  • 1992: Music & Arts Seminar Mass Choir recorded live in Los Angeles
  • 1993: If You Love Me
  • 1994: Kings and Kingdoms with the Music and Arts Seminar Mass Choir
  • 1995: Anything is Possible
  • 1998: Love Is the Only Way


  • 1989: 18 Great Songs
  • 1998: The Very Best Of

Awards and honors[edit]

Altogether Hawkins has won four Grammy Awards:

In 2007, Hawkins was inducted into the Christian Music Hall of Fame;[9] he attended the formal awards show in 2009.

See also[edit]

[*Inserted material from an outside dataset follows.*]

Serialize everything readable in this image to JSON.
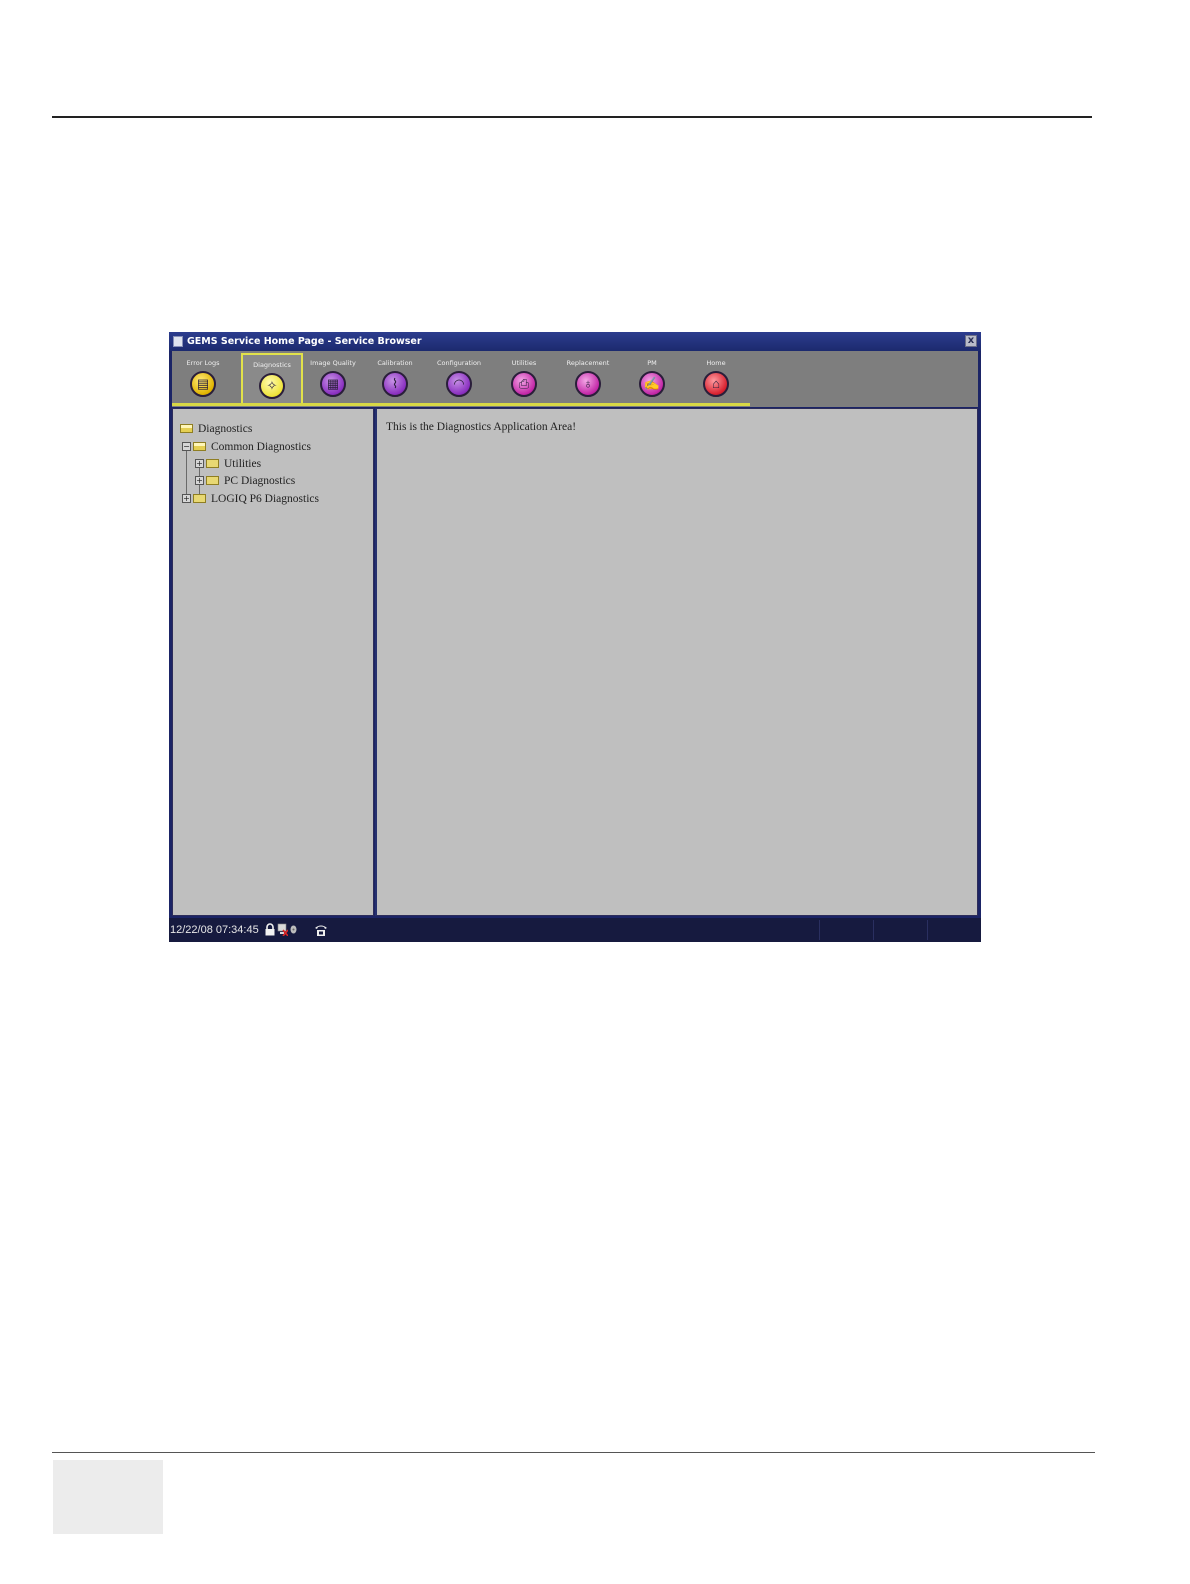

  1. ^ California Birth Index. "Edwin Reuben Hawkins, Born 08/18/1943 in California". California Birth Index. Retrieved March 27, 2015.
  2. ^ Ankeny, Jason. "Biography: Edwin Hawkins". AMG. Retrieved May 8, 2010.
  3. ^ Roberts, David (2006). British Hit Singles & Albums (19th ed.). London: Guinness World Records Limited. p. 246. ISBN 1-904994-10-5.
  4. ^ Nederlandse Top 40
  5. ^ Günter Ehnert (ed.): Hit Bilanz. Deutsche Chart Singles 1956–1980. Hamburg: Taurus Press 1990, p. 93.
  6. ^ Whitburn, Joel (1996). Top R&B/Hip-Hop Singles: 1942–1995. Record Research. p. 185. ISBN 0-89820-115-2.
  7. ^ Greene, Bryan (June 2017). "Parks and Recreation: Harlem at a Crossroads in the Summer of '69". Poverty and Race Research Action Council.
  8. ^ "Gospel star Edwin Hawkins dead at 74". The Washington Post. January 16, 2018. Archived from the original on January 16, 2018. Retrieved January 15, 2018.
  9. ^ "Welcome to the Christian Music Hall of Fame". December 25, 2009. Archived from the original on December 25, 2009.

External links[edit]